(Given information begins)

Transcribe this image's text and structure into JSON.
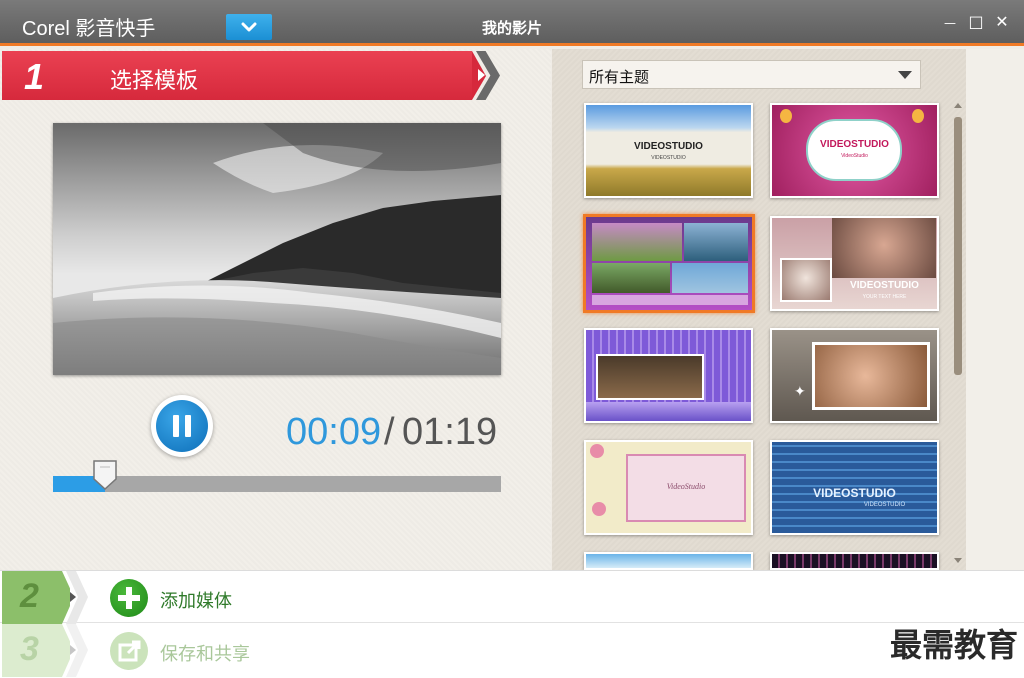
{
  "titlebar": {
    "app_name": "Corel 影音快手",
    "project_title": "我的影片",
    "minimize_label": "—",
    "maximize_label": "□",
    "close_label": "✕"
  },
  "step1": {
    "number": "1",
    "label": "选择模板"
  },
  "player": {
    "current_time": "00:09",
    "separator": "/",
    "total_time": "01:19",
    "progress_fraction": 0.116
  },
  "themes": {
    "selected_option": "所有主题",
    "thumbnails": [
      {
        "title": "VIDEOSTUDIO",
        "subtitle": "VIDEOSTUDIO"
      },
      {
        "title": "VIDEOSTUDIO",
        "subtitle": "VideoStudio"
      },
      {
        "title": "",
        "subtitle": ""
      },
      {
        "title": "VIDEOSTUDIO",
        "subtitle": "YOUR TEXT HERE"
      },
      {
        "title": "",
        "subtitle": ""
      },
      {
        "title": "",
        "subtitle": ""
      },
      {
        "title": "VideoStudio",
        "subtitle": ""
      },
      {
        "title": "VIDEOSTUDIO",
        "subtitle": "VIDEOSTUDIO"
      }
    ],
    "selected_index": 2
  },
  "step2": {
    "number": "2",
    "label": "添加媒体"
  },
  "step3": {
    "number": "3",
    "label": "保存和共享"
  },
  "watermark": "最需教育",
  "colors": {
    "accent_orange": "#f07a26",
    "step1_red": "#d6293c",
    "player_blue": "#2c9de6",
    "step2_green": "#8cbf6a",
    "step3_green": "#c9e0b9"
  }
}
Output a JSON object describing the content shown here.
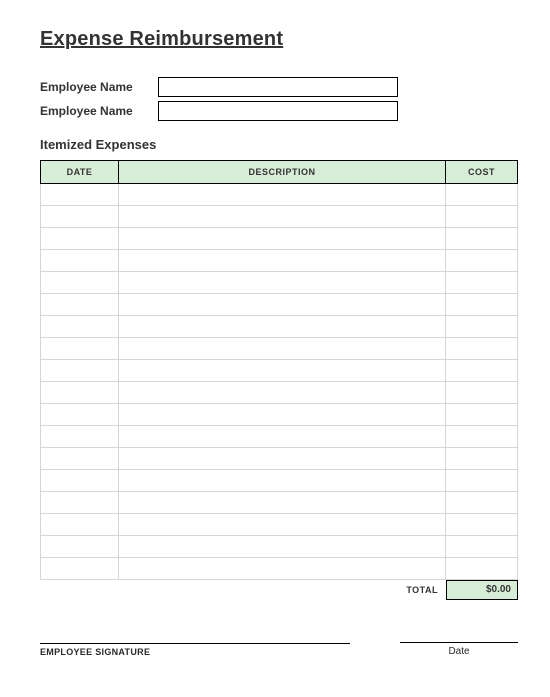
{
  "title": "Expense Reimbursement",
  "meta": {
    "label1": "Employee Name",
    "value1": "",
    "label2": "Employee Name",
    "value2": ""
  },
  "section_label": "Itemized Expenses",
  "columns": {
    "date": "DATE",
    "description": "DESCRIPTION",
    "cost": "COST"
  },
  "rows": [
    {
      "date": "",
      "description": "",
      "cost": ""
    },
    {
      "date": "",
      "description": "",
      "cost": ""
    },
    {
      "date": "",
      "description": "",
      "cost": ""
    },
    {
      "date": "",
      "description": "",
      "cost": ""
    },
    {
      "date": "",
      "description": "",
      "cost": ""
    },
    {
      "date": "",
      "description": "",
      "cost": ""
    },
    {
      "date": "",
      "description": "",
      "cost": ""
    },
    {
      "date": "",
      "description": "",
      "cost": ""
    },
    {
      "date": "",
      "description": "",
      "cost": ""
    },
    {
      "date": "",
      "description": "",
      "cost": ""
    },
    {
      "date": "",
      "description": "",
      "cost": ""
    },
    {
      "date": "",
      "description": "",
      "cost": ""
    },
    {
      "date": "",
      "description": "",
      "cost": ""
    },
    {
      "date": "",
      "description": "",
      "cost": ""
    },
    {
      "date": "",
      "description": "",
      "cost": ""
    },
    {
      "date": "",
      "description": "",
      "cost": ""
    },
    {
      "date": "",
      "description": "",
      "cost": ""
    },
    {
      "date": "",
      "description": "",
      "cost": ""
    }
  ],
  "total": {
    "label": "TOTAL",
    "value": "$0.00"
  },
  "signature": {
    "left": "EMPLOYEE SIGNATURE",
    "right": "Date"
  }
}
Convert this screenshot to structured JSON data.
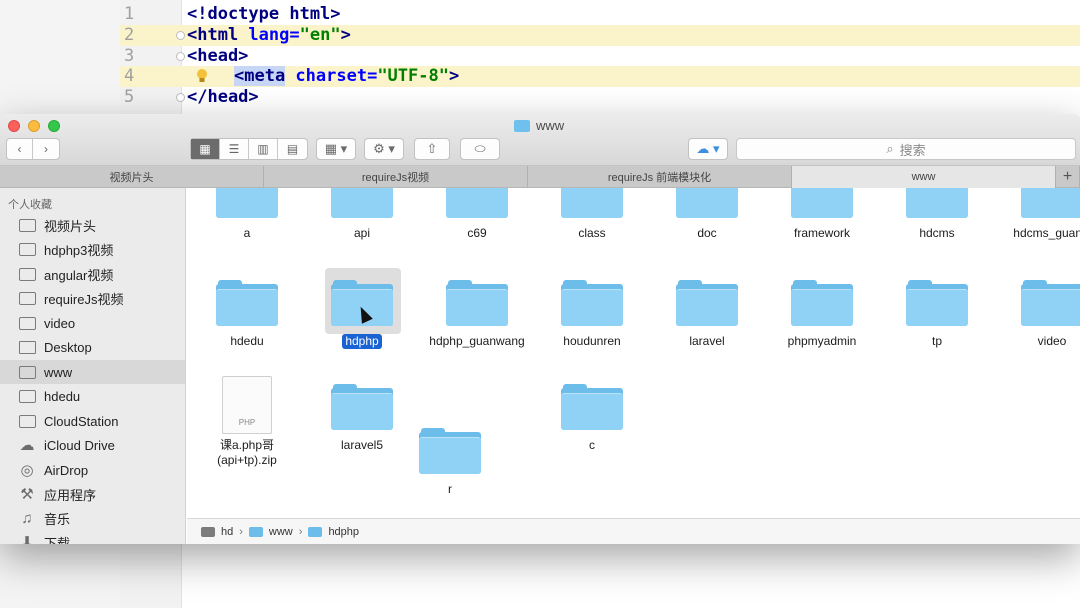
{
  "editor": {
    "lines": [
      {
        "num": "1",
        "t1": "<!doctype html>"
      },
      {
        "num": "2",
        "t1": "<html ",
        "t2": "lang=",
        "t3": "\"en\"",
        "t4": ">"
      },
      {
        "num": "3",
        "t1": "<head>"
      },
      {
        "num": "4",
        "t1": "<meta",
        "t2": " charset=",
        "t3": "\"UTF-8\"",
        "t4": ">"
      },
      {
        "num": "5",
        "t1": "</head>"
      }
    ]
  },
  "finder": {
    "title": "www",
    "search_placeholder": "搜索",
    "tabs": [
      "视频片头",
      "requireJs视频",
      "requireJs 前端模块化",
      "www"
    ],
    "tab_add": "+",
    "sidebar": {
      "header": "个人收藏",
      "items": [
        {
          "label": "视频片头",
          "icon": "folder-icon"
        },
        {
          "label": "hdphp3视频",
          "icon": "folder-icon"
        },
        {
          "label": "angular视频",
          "icon": "folder-icon"
        },
        {
          "label": "requireJs视频",
          "icon": "folder-icon"
        },
        {
          "label": "video",
          "icon": "folder-icon"
        },
        {
          "label": "Desktop",
          "icon": "desktop-icon"
        },
        {
          "label": "www",
          "icon": "folder-icon"
        },
        {
          "label": "hdedu",
          "icon": "folder-icon"
        },
        {
          "label": "CloudStation",
          "icon": "folder-icon"
        },
        {
          "label": "iCloud Drive",
          "icon": "cloud-icon"
        },
        {
          "label": "AirDrop",
          "icon": "airdrop-icon"
        },
        {
          "label": "应用程序",
          "icon": "apps-icon"
        },
        {
          "label": "音乐",
          "icon": "music-icon"
        },
        {
          "label": "下载",
          "icon": "download-icon"
        }
      ]
    },
    "row1": [
      "a",
      "api",
      "c69",
      "class",
      "doc",
      "framework",
      "hdcms",
      "hdcms_guanw"
    ],
    "row2": [
      "hdedu",
      "hdphp",
      "hdphp_guanwang",
      "houdunren",
      "laravel",
      "phpmyadmin",
      "tp",
      "video"
    ],
    "row3": {
      "file_name_line1": "课a.php哥",
      "file_name_line2": "(api+tp).zip",
      "file_badge": "PHP",
      "laravel5": "laravel5",
      "c": "c",
      "r": "r"
    },
    "path": [
      "hd",
      "www",
      "hdphp"
    ]
  }
}
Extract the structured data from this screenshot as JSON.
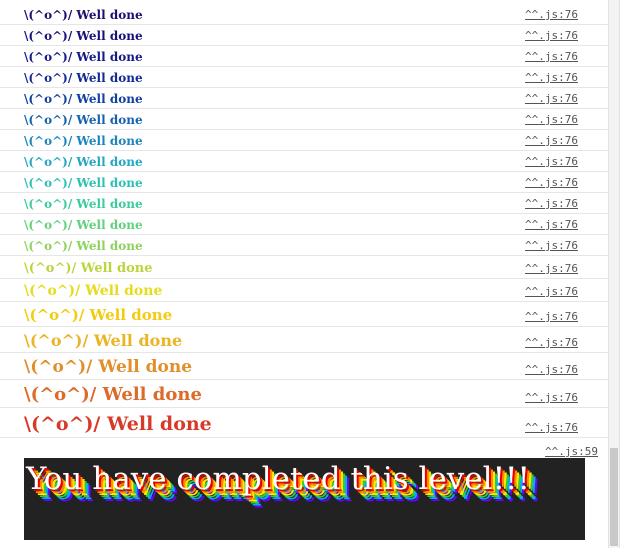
{
  "logs": [
    {
      "text": "\\(^o^)/ Well done",
      "source": "^^.js:76",
      "color": "#1a0f6e"
    },
    {
      "text": "\\(^o^)/ Well done",
      "source": "^^.js:76",
      "color": "#17127a"
    },
    {
      "text": "\\(^o^)/ Well done",
      "source": "^^.js:76",
      "color": "#141a86"
    },
    {
      "text": "\\(^o^)/ Well done",
      "source": "^^.js:76",
      "color": "#122a94"
    },
    {
      "text": "\\(^o^)/ Well done",
      "source": "^^.js:76",
      "color": "#1240a0"
    },
    {
      "text": "\\(^o^)/ Well done",
      "source": "^^.js:76",
      "color": "#1462ae"
    },
    {
      "text": "\\(^o^)/ Well done",
      "source": "^^.js:76",
      "color": "#1b86bb"
    },
    {
      "text": "\\(^o^)/ Well done",
      "source": "^^.js:76",
      "color": "#24a8bf"
    },
    {
      "text": "\\(^o^)/ Well done",
      "source": "^^.js:76",
      "color": "#2cc1b4"
    },
    {
      "text": "\\(^o^)/ Well done",
      "source": "^^.js:76",
      "color": "#3ccc9a"
    },
    {
      "text": "\\(^o^)/ Well done",
      "source": "^^.js:76",
      "color": "#62d07c"
    },
    {
      "text": "\\(^o^)/ Well done",
      "source": "^^.js:76",
      "color": "#8cd25c"
    },
    {
      "text": "\\(^o^)/ Well done",
      "source": "^^.js:76",
      "color": "#b8d63c"
    },
    {
      "text": "\\(^o^)/ Well done",
      "source": "^^.js:76",
      "color": "#e4dc1c"
    },
    {
      "text": "\\(^o^)/ Well done",
      "source": "^^.js:76",
      "color": "#f2cc10"
    },
    {
      "text": "\\(^o^)/ Well done",
      "source": "^^.js:76",
      "color": "#eab424"
    },
    {
      "text": "\\(^o^)/ Well done",
      "source": "^^.js:76",
      "color": "#e08f2a"
    },
    {
      "text": "\\(^o^)/ Well done",
      "source": "^^.js:76",
      "color": "#dc6a28"
    },
    {
      "text": "\\(^o^)/ Well done",
      "source": "^^.js:76",
      "color": "#d83a2a"
    }
  ],
  "final": {
    "text": "You have completed this level!!!",
    "source": "^^.js:59"
  }
}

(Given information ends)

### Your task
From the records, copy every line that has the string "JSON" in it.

### Result below
Transcribe this image's text and structure into JSON.
Output a JSON object describing the content shown here.
Convert this screenshot to structured JSON data.
Extract the structured data from this screenshot as JSON.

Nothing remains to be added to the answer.